With “The luck of the Irish” still ringing in our ears we sat down to another excellent breakfast on the start of day 8th of our voyage. The previous night’s “race night festivities, having not only been, an extremely colourful, enjoyable and thirst quenching night, but also a very rewarding night in financial terms for one of our Irish crew, well done Anthony.
The weather was not as good as it has been so far on this voyage, being foggy and damp, but this did in no way dampen our spirits, so at 10.30am we departed Braye Bay, with an Irish callain, “Our girl Tracey” at the helm under the watchful eye of Chris, we said “Slain Abhaile” to Alderney, till we meet again. With Lord Nelson’s fog horn sounding out across the water we proceeded through Alderney Sands on our way to Jersey via a course that took us around the northern tip of Guernsey and into the English Channel. The fog lifted, and while it became colder, at least we had a clear view ahead. Winds were light so unfortunately no sails were hoisted. Happy hour arrived and with gusto the crew went about their cleaning duties, with a twinkle in their eyes and a spring in their step, oh the joys of “Happy Hour”. Smoko arrived and also did another excellent cake offering from cookie Dave, good on ya!.

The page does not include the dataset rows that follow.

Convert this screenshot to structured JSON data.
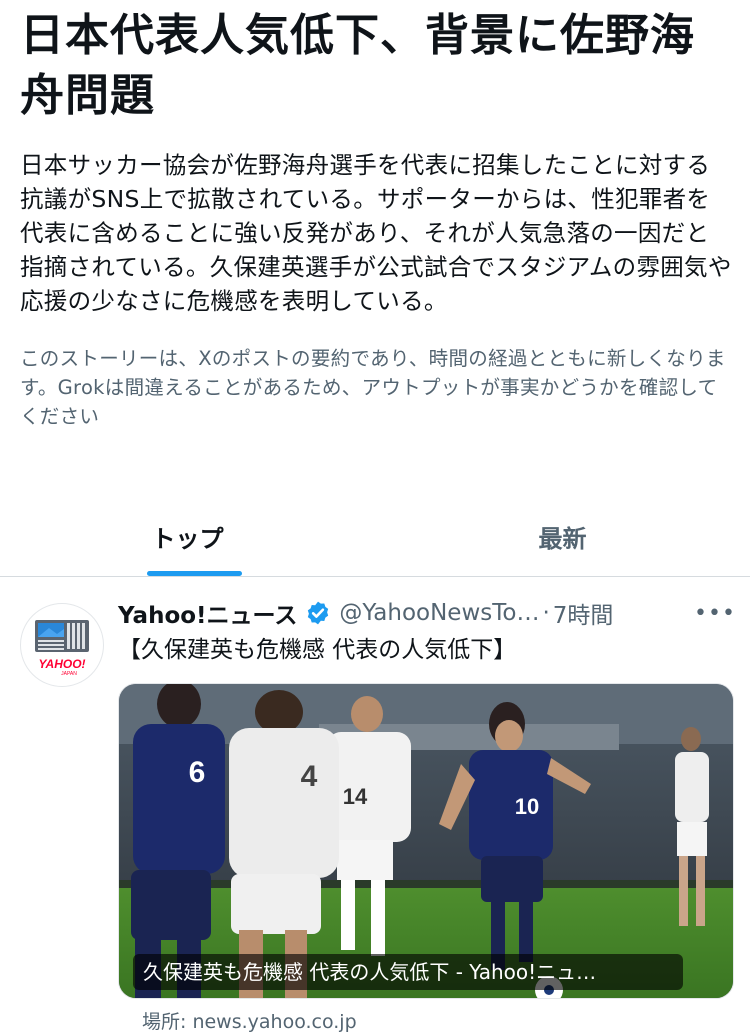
{
  "story": {
    "headline": "日本代表人気低下、背景に佐野海舟問題",
    "summary": "日本サッカー協会が佐野海舟選手を代表に招集したことに対する抗議がSNS上で拡散されている。サポーターからは、性犯罪者を代表に含めることに強い反発があり、それが人気急落の一因だと指摘されている。久保建英選手が公式試合でスタジアムの雰囲気や応援の少なさに危機感を表明している。",
    "disclaimer": "このストーリーは、Xのポストの要約であり、時間の経過とともに新しくなります。Grokは間違えることがあるため、アウトプットが事実かどうかを確認してください"
  },
  "tabs": [
    {
      "label": "トップ",
      "active": true
    },
    {
      "label": "最新",
      "active": false
    }
  ],
  "post": {
    "author": "Yahoo!ニュース",
    "handle": "@YahooNewsTo…",
    "separator": "·",
    "time": "7時間",
    "text": "【久保建英も危機感 代表の人気低下】",
    "avatar_logo": "YAHOO!",
    "avatar_logo_sub": "JAPAN",
    "media_caption": "久保建英も危機感 代表の人気低下 - Yahoo!ニュ…",
    "source_label": "場所: news.yahoo.co.jp",
    "verified_icon": "verified-badge-icon",
    "more_icon": "more-dots-icon"
  },
  "colors": {
    "accent": "#1d9bf0",
    "text_primary": "#0f1419",
    "text_secondary": "#536471",
    "japan_blue": "#1c2a6b",
    "yahoo_red": "#ff0033"
  }
}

Lunch came and went, some crew took time to catch up on sleep, read, play scrabble and generally relax. Chris announced that he would be giving a talk on the different types of sails on the Lord Nelson beside the main mast at 4pm. The time for his talk arrived but little did he know that he was about to be upstaged by a feathered visitor. A young Osprey had decided to land and rest just in front of the chart room not far from the main mast, and was greeted with much ohhs and ahhs and clicking of cameras, so much so that any Hollywood star would have basked in the attention. Chris with good grace waited until the spot light was once again turned on him, grasping the opportunity to give an excellent and enlightening talk on Lord Nelson’s sails. Then members of the permanent crew then gave a demonstration of rescue from aloft.
Around 6pm as winds had picked up it was decided to hoist some sail, a task well undertaken, and gained praise from the captain. Dinner was excellent and eve’s pudding for desert praise for the galley was plenty and free flowing. Just after dinner more pulling and heaving ensued as some sails were furled . An interesting and informative briefing was given by Captain John on the planning and reasons for the course taken by Lord Nelson and of the arrangements for berthing in Jersey next day. So as Jersey comes ever nearer and so the end of the voyage it is happy memories, new experiences and new friends that we prepare to take with us into our final day, and the thought that, yes, we will meet again. The craic was mighty, slaine, and may you be in heaven half an hour before the devil knows your dead.
Aft Starboard watch